    Ok… so one question. What do you do when your toddler (who won’t stay in bed the second you announce you’ll “be right back”) runs to the door and slams his head into it behind you? One therapist suggested padding it with something. Yeah, I’m going to pad a door with a blanket. Sure. Really? And I hate to be a nay-sayer, but I’m not a fan of M&M’s for anything. I don’t get sensory-wise how kids on the spectrum even like them… Anyway, I’m interested in your response.

    • Patricia Harkins says:

      You can’t reason with a toddler. The technique works with kids old enough to respond to bribes. However, melatonin can help. Sit next to the bed as they go to sleep. It may take weeks of this to get him/her to get used to going to sleep in the bed this way.
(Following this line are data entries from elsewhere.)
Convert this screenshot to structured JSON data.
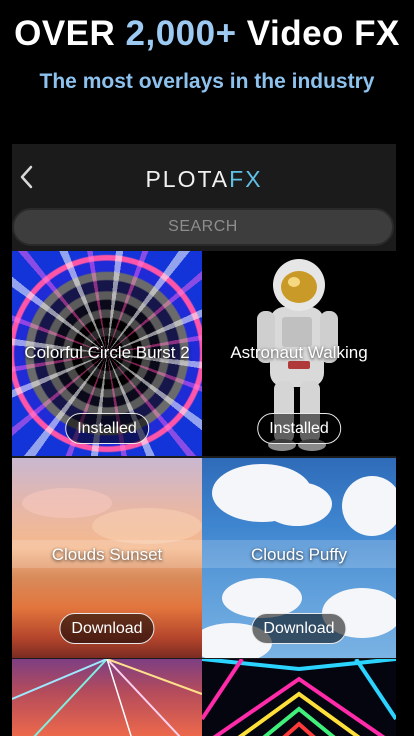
{
  "headline": {
    "part1": "OVER ",
    "accent": "2,000+",
    "part2": " Video FX"
  },
  "subheadline": "The most overlays in the industry",
  "app": {
    "logo_a": "PLOTA",
    "logo_b": "FX",
    "back_icon": "chevron-left-icon",
    "search_placeholder": "SEARCH"
  },
  "tiles": [
    {
      "title": "Colorful Circle Burst 2",
      "action": "Installed"
    },
    {
      "title": "Astronaut Walking",
      "action": "Installed"
    },
    {
      "title": "Clouds Sunset",
      "action": "Download"
    },
    {
      "title": "Clouds Puffy",
      "action": "Download"
    }
  ],
  "colors": {
    "accent": "#9ccaf2",
    "logo_accent": "#5fc1e6",
    "background": "#000000"
  }
}
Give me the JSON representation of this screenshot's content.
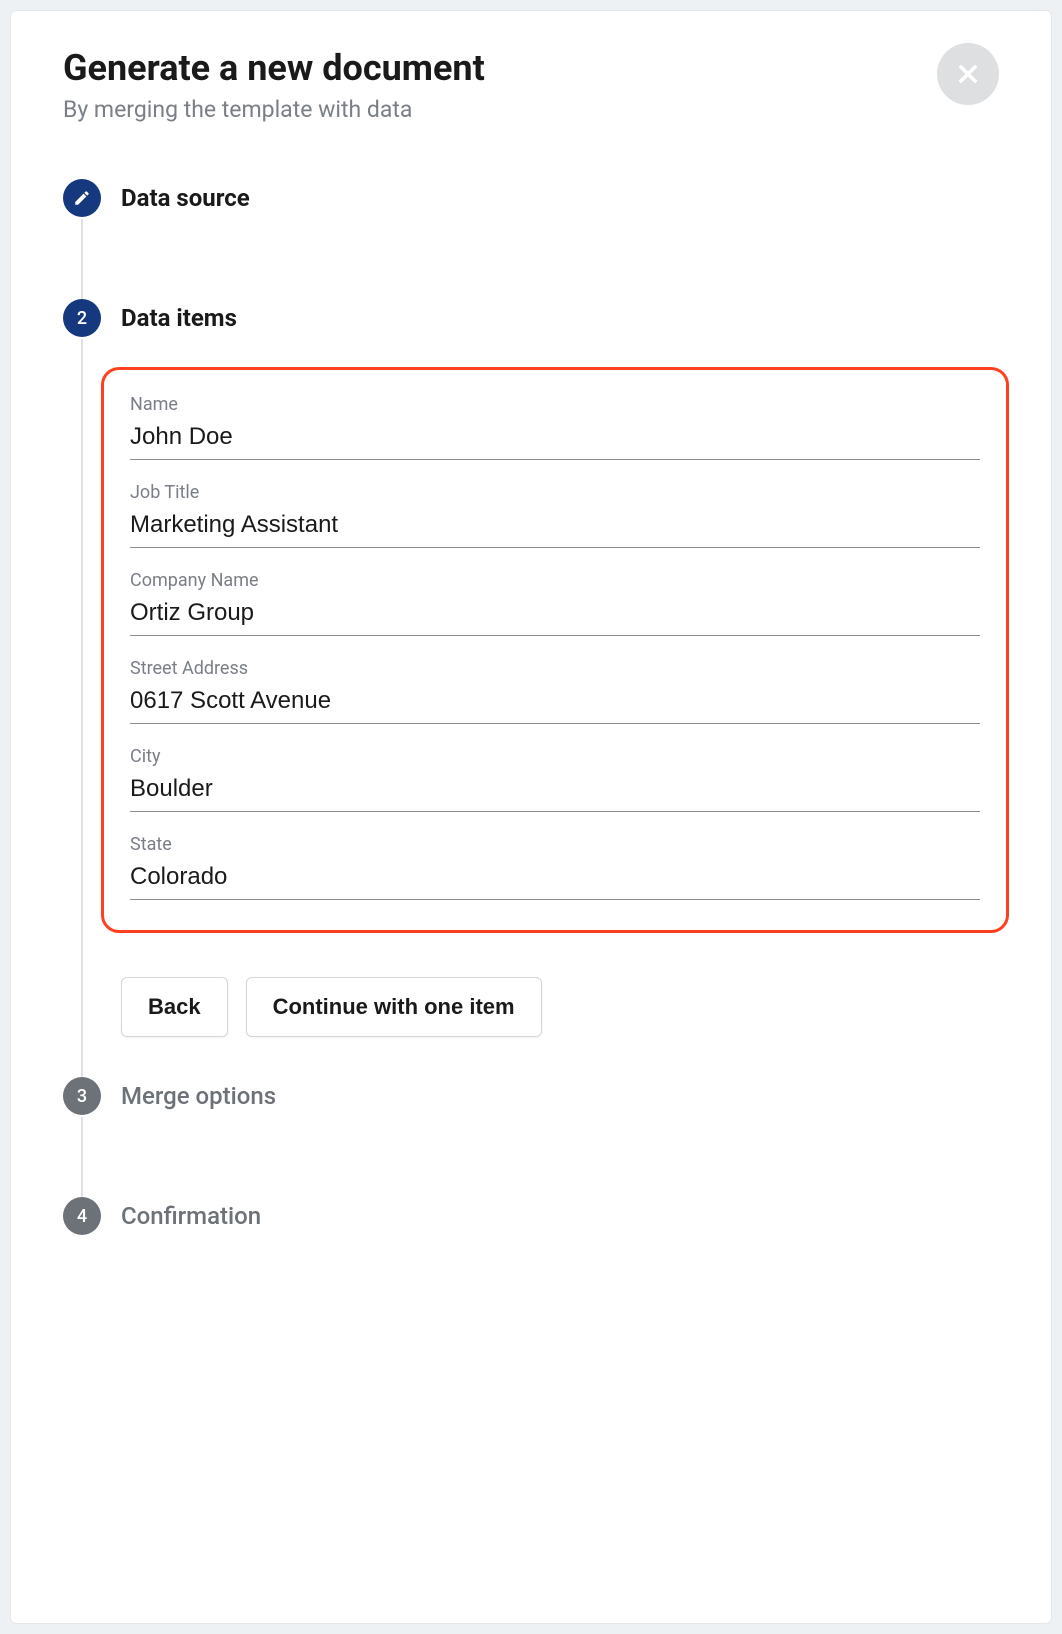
{
  "header": {
    "title": "Generate a new document",
    "subtitle": "By merging the template with data"
  },
  "steps": [
    {
      "label": "Data source",
      "bullet_icon": "pencil",
      "active": true
    },
    {
      "label": "Data items",
      "bullet_text": "2",
      "active": true
    },
    {
      "label": "Merge options",
      "bullet_text": "3",
      "active": false
    },
    {
      "label": "Confirmation",
      "bullet_text": "4",
      "active": false
    }
  ],
  "form": {
    "fields": [
      {
        "label": "Name",
        "value": "John Doe"
      },
      {
        "label": "Job Title",
        "value": "Marketing Assistant"
      },
      {
        "label": "Company Name",
        "value": "Ortiz Group"
      },
      {
        "label": "Street Address",
        "value": "0617 Scott Avenue"
      },
      {
        "label": "City",
        "value": "Boulder"
      },
      {
        "label": "State",
        "value": "Colorado"
      }
    ]
  },
  "buttons": {
    "back": "Back",
    "continue": "Continue with one item"
  }
}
Eventually, you can do the “I’ll be right back” technique. M&Ms are just one possible reward for a child cognitively able to understand bribes. You use whatever appeals to the particular child.